- _Task description_: Give back each entry word for word, but drop the images.

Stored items
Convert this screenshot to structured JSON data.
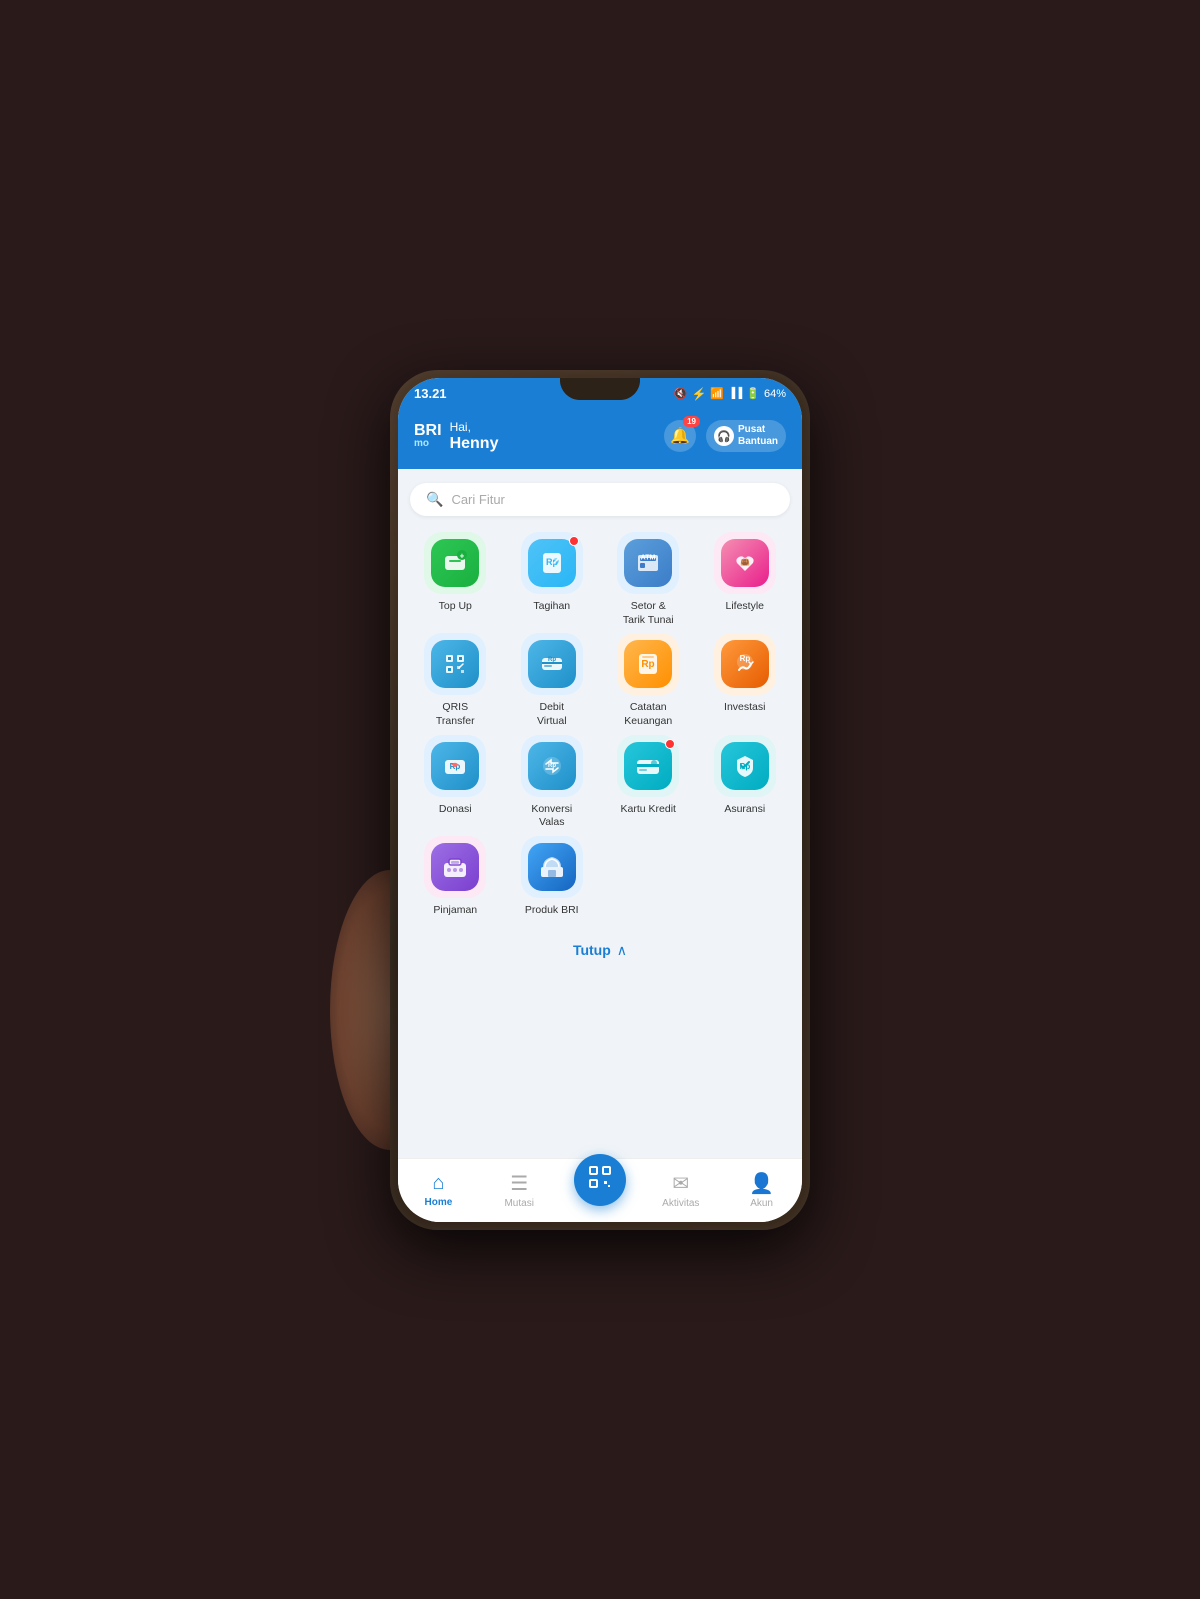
{
  "status": {
    "time": "13.21",
    "battery": "64%",
    "notif_count": "19"
  },
  "header": {
    "app_name": "BRI",
    "app_sub": "mo",
    "greeting": "Hai,",
    "user_name": "Henny",
    "help_label": "Pusat\nBantuan"
  },
  "search": {
    "placeholder": "Cari Fitur"
  },
  "menu_items": [
    {
      "id": "top-up",
      "label": "Top Up",
      "icon_type": "topup",
      "has_dot": false
    },
    {
      "id": "tagihan",
      "label": "Tagihan",
      "icon_type": "tagihan",
      "has_dot": true
    },
    {
      "id": "setor-tarik",
      "label": "Setor &\nTarik Tunai",
      "icon_type": "setor",
      "has_dot": false
    },
    {
      "id": "lifestyle",
      "label": "Lifestyle",
      "icon_type": "lifestyle",
      "has_dot": false
    },
    {
      "id": "qris-transfer",
      "label": "QRIS\nTransfer",
      "icon_type": "qris",
      "has_dot": false
    },
    {
      "id": "debit-virtual",
      "label": "Debit\nVirtual",
      "icon_type": "debit",
      "has_dot": false
    },
    {
      "id": "catatan-keuangan",
      "label": "Catatan\nKeuangan",
      "icon_type": "catatan",
      "has_dot": false
    },
    {
      "id": "investasi",
      "label": "Investasi",
      "icon_type": "investasi",
      "has_dot": false
    },
    {
      "id": "donasi",
      "label": "Donasi",
      "icon_type": "donasi",
      "has_dot": false
    },
    {
      "id": "konversi-valas",
      "label": "Konversi\nValas",
      "icon_type": "konversi",
      "has_dot": false
    },
    {
      "id": "kartu-kredit",
      "label": "Kartu Kredit",
      "icon_type": "kartu",
      "has_dot": true
    },
    {
      "id": "asuransi",
      "label": "Asuransi",
      "icon_type": "asuransi",
      "has_dot": false
    },
    {
      "id": "pinjaman",
      "label": "Pinjaman",
      "icon_type": "pinjaman",
      "has_dot": false
    },
    {
      "id": "produk-bri",
      "label": "Produk BRI",
      "icon_type": "produk",
      "has_dot": false
    }
  ],
  "close_btn": "Tutup",
  "nav": {
    "home_label": "Home",
    "mutasi_label": "Mutasi",
    "aktivitas_label": "Aktivitas",
    "akun_label": "Akun"
  }
}
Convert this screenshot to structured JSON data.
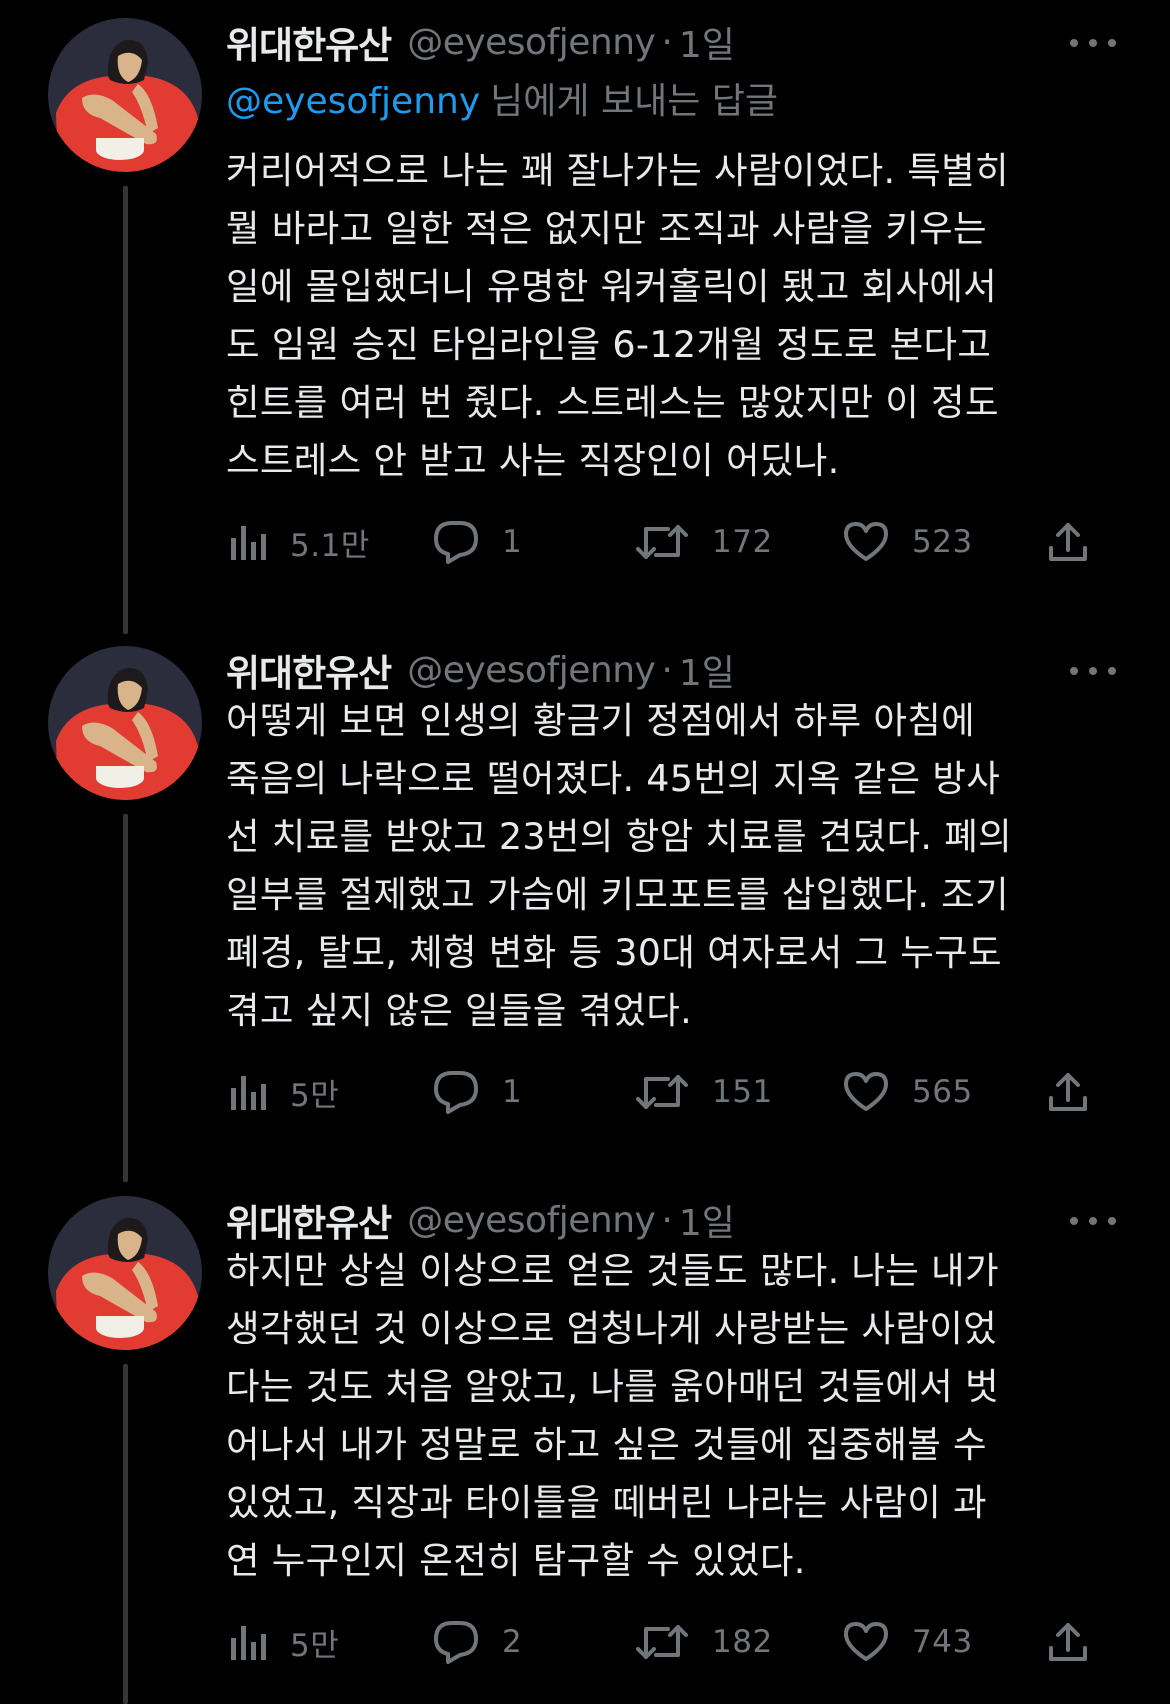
{
  "colors": {
    "background": "#000000",
    "text_primary": "#e7e9ea",
    "text_secondary": "#71767b",
    "link": "#1d9bf0",
    "avatar_red": "#e23b31"
  },
  "icons": {
    "views": "bar-chart-icon",
    "reply": "speech-bubble-icon",
    "retweet": "retweet-arrows-icon",
    "like": "heart-icon",
    "share": "upload-share-icon",
    "more": "three-dots-icon"
  },
  "tweets": [
    {
      "author_name": "위대한유산",
      "handle": "@eyesofjenny",
      "separator": "·",
      "time": "1일",
      "reply_to_mention": "@eyesofjenny",
      "reply_to_suffix": "님에게 보내는 답글",
      "lines": [
        "커리어적으로 나는 꽤 잘나가는 사람이었다. 특별히",
        "뭘 바라고 일한 적은 없지만 조직과 사람을 키우는",
        "일에 몰입했더니 유명한 워커홀릭이 됐고 회사에서",
        "도 임원 승진 타임라인을 6-12개월 정도로 본다고",
        "힌트를 여러 번 줬다. 스트레스는 많았지만 이 정도",
        "스트레스 안 받고 사는 직장인이 어딨나."
      ],
      "views": "5.1만",
      "replies": "1",
      "retweets": "172",
      "likes": "523"
    },
    {
      "author_name": "위대한유산",
      "handle": "@eyesofjenny",
      "separator": "·",
      "time": "1일",
      "lines": [
        "어떻게 보면 인생의 황금기 정점에서 하루 아침에",
        "죽음의 나락으로 떨어졌다. 45번의 지옥 같은 방사",
        "선 치료를 받았고 23번의 항암 치료를 견뎠다. 폐의",
        "일부를 절제했고 가슴에 키모포트를 삽입했다. 조기",
        "폐경, 탈모, 체형 변화 등 30대 여자로서 그 누구도",
        "겪고 싶지 않은 일들을 겪었다."
      ],
      "views": "5만",
      "replies": "1",
      "retweets": "151",
      "likes": "565"
    },
    {
      "author_name": "위대한유산",
      "handle": "@eyesofjenny",
      "separator": "·",
      "time": "1일",
      "lines": [
        "하지만 상실 이상으로 얻은 것들도 많다. 나는 내가",
        "생각했던 것 이상으로 엄청나게 사랑받는 사람이었",
        "다는 것도 처음 알았고, 나를 옭아매던 것들에서 벗",
        "어나서 내가 정말로 하고 싶은 것들에 집중해볼 수",
        "있었고, 직장과 타이틀을 떼버린 나라는 사람이 과",
        "연 누구인지 온전히 탐구할 수 있었다."
      ],
      "views": "5만",
      "replies": "2",
      "retweets": "182",
      "likes": "743"
    }
  ]
}
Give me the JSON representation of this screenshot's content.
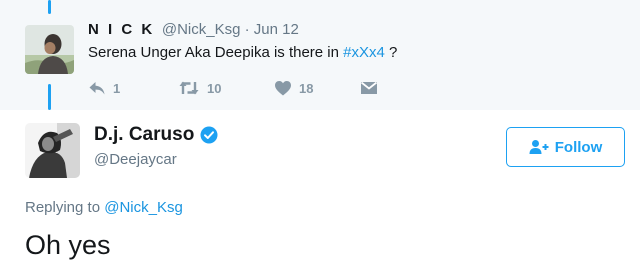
{
  "colors": {
    "accent": "#1da1f2",
    "link": "#1b95e0",
    "muted": "#657786",
    "action_gray": "#8899a6",
    "highlight_bg": "#f5f8fa"
  },
  "parent_tweet": {
    "name": "N I C K",
    "handle": "@Nick_Ksg",
    "separator": "·",
    "date": "Jun 12",
    "text_before": "Serena Unger Aka Deepika is there in ",
    "hashtag": "#xXx4",
    "text_after": " ?",
    "actions": {
      "reply": {
        "icon": "reply-icon",
        "count": "1"
      },
      "retweet": {
        "icon": "retweet-icon",
        "count": "10"
      },
      "like": {
        "icon": "heart-icon",
        "count": "18"
      },
      "message": {
        "icon": "direct-message-icon"
      }
    }
  },
  "main_tweet": {
    "name": "D.j. Caruso",
    "verified_icon": "verified-badge-icon",
    "handle": "@Deejaycar",
    "follow_label": "Follow",
    "follow_icon": "add-user-icon",
    "replying_prefix": "Replying to ",
    "replying_to": "@Nick_Ksg",
    "text": "Oh yes"
  }
}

- _Written reply_:
Convert this screenshot to structured JSON data.
{
  "status": {
    "time": "13.21",
    "battery": "64%",
    "notif_count": "19"
  },
  "header": {
    "app_name": "BRI",
    "app_sub": "mo",
    "greeting": "Hai,",
    "user_name": "Henny",
    "help_label": "Pusat\nBantuan"
  },
  "search": {
    "placeholder": "Cari Fitur"
  },
  "menu_items": [
    {
      "id": "top-up",
      "label": "Top Up",
      "icon_type": "topup",
      "has_dot": false
    },
    {
      "id": "tagihan",
      "label": "Tagihan",
      "icon_type": "tagihan",
      "has_dot": true
    },
    {
      "id": "setor-tarik",
      "label": "Setor &\nTarik Tunai",
      "icon_type": "setor",
      "has_dot": false
    },
    {
      "id": "lifestyle",
      "label": "Lifestyle",
      "icon_type": "lifestyle",
      "has_dot": false
    },
    {
      "id": "qris-transfer",
      "label": "QRIS\nTransfer",
      "icon_type": "qris",
      "has_dot": false
    },
    {
      "id": "debit-virtual",
      "label": "Debit\nVirtual",
      "icon_type": "debit",
      "has_dot": false
    },
    {
      "id": "catatan-keuangan",
      "label": "Catatan\nKeuangan",
      "icon_type": "catatan",
      "has_dot": false
    },
    {
      "id": "investasi",
      "label": "Investasi",
      "icon_type": "investasi",
      "has_dot": false
    },
    {
      "id": "donasi",
      "label": "Donasi",
      "icon_type": "donasi",
      "has_dot": false
    },
    {
      "id": "konversi-valas",
      "label": "Konversi\nValas",
      "icon_type": "konversi",
      "has_dot": false
    },
    {
      "id": "kartu-kredit",
      "label": "Kartu Kredit",
      "icon_type": "kartu",
      "has_dot": true
    },
    {
      "id": "asuransi",
      "label": "Asuransi",
      "icon_type": "asuransi",
      "has_dot": false
    },
    {
      "id": "pinjaman",
      "label": "Pinjaman",
      "icon_type": "pinjaman",
      "has_dot": false
    },
    {
      "id": "produk-bri",
      "label": "Produk BRI",
      "icon_type": "produk",
      "has_dot": false
    }
  ],
  "close_btn": "Tutup",
  "nav": {
    "home_label": "Home",
    "mutasi_label": "Mutasi",
    "aktivitas_label": "Aktivitas",
    "akun_label": "Akun"
  }
}
Convert this screenshot to structured JSON data.
{
  "colors": {
    "background": "#000000",
    "text_primary": "#e7e9ea",
    "text_secondary": "#71767b",
    "link": "#1d9bf0",
    "avatar_red": "#e23b31"
  },
  "icons": {
    "views": "bar-chart-icon",
    "reply": "speech-bubble-icon",
    "retweet": "retweet-arrows-icon",
    "like": "heart-icon",
    "share": "upload-share-icon",
    "more": "three-dots-icon"
  },
  "tweets": [
    {
      "author_name": "위대한유산",
      "handle": "@eyesofjenny",
      "separator": "·",
      "time": "1일",
      "reply_to_mention": "@eyesofjenny",
      "reply_to_suffix": "님에게 보내는 답글",
      "lines": [
        "커리어적으로 나는 꽤 잘나가는 사람이었다. 특별히",
        "뭘 바라고 일한 적은 없지만 조직과 사람을 키우는",
        "일에 몰입했더니 유명한 워커홀릭이 됐고 회사에서",
        "도 임원 승진 타임라인을 6-12개월 정도로 본다고",
        "힌트를 여러 번 줬다. 스트레스는 많았지만 이 정도",
        "스트레스 안 받고 사는 직장인이 어딨나."
      ],
      "views": "5.1만",
      "replies": "1",
      "retweets": "172",
      "likes": "523"
    },
    {
      "author_name": "위대한유산",
      "handle": "@eyesofjenny",
      "separator": "·",
      "time": "1일",
      "lines": [
        "어떻게 보면 인생의 황금기 정점에서 하루 아침에",
        "죽음의 나락으로 떨어졌다. 45번의 지옥 같은 방사",
        "선 치료를 받았고 23번의 항암 치료를 견뎠다. 폐의",
        "일부를 절제했고 가슴에 키모포트를 삽입했다. 조기",
        "폐경, 탈모, 체형 변화 등 30대 여자로서 그 누구도",
        "겪고 싶지 않은 일들을 겪었다."
      ],
      "views": "5만",
      "replies": "1",
      "retweets": "151",
      "likes": "565"
    },
    {
      "author_name": "위대한유산",
      "handle": "@eyesofjenny",
      "separator": "·",
      "time": "1일",
      "lines": [
        "하지만 상실 이상으로 얻은 것들도 많다. 나는 내가",
        "생각했던 것 이상으로 엄청나게 사랑받는 사람이었",
        "다는 것도 처음 알았고, 나를 옭아매던 것들에서 벗",
        "어나서 내가 정말로 하고 싶은 것들에 집중해볼 수",
        "있었고, 직장과 타이틀을 떼버린 나라는 사람이 과",
        "연 누구인지 온전히 탐구할 수 있었다."
      ],
      "views": "5만",
      "replies": "2",
      "retweets": "182",
      "likes": "743"
    }
  ]
}
Give me the JSON representation of this screenshot's content.
{
  "colors": {
    "accent": "#1da1f2",
    "link": "#1b95e0",
    "muted": "#657786",
    "action_gray": "#8899a6",
    "highlight_bg": "#f5f8fa"
  },
  "parent_tweet": {
    "name": "N I C K",
    "handle": "@Nick_Ksg",
    "separator": "·",
    "date": "Jun 12",
    "text_before": "Serena Unger Aka Deepika is there in ",
    "hashtag": "#xXx4",
    "text_after": " ?",
    "actions": {
      "reply": {
        "icon": "reply-icon",
        "count": "1"
      },
      "retweet": {
        "icon": "retweet-icon",
        "count": "10"
      },
      "like": {
        "icon": "heart-icon",
        "count": "18"
      },
      "message": {
        "icon": "direct-message-icon"
      }
    }
  },
  "main_tweet": {
    "name": "D.j. Caruso",
    "verified_icon": "verified-badge-icon",
    "handle": "@Deejaycar",
    "follow_label": "Follow",
    "follow_icon": "add-user-icon",
    "replying_prefix": "Replying to ",
    "replying_to": "@Nick_Ksg",
    "text": "Oh yes"
  }
}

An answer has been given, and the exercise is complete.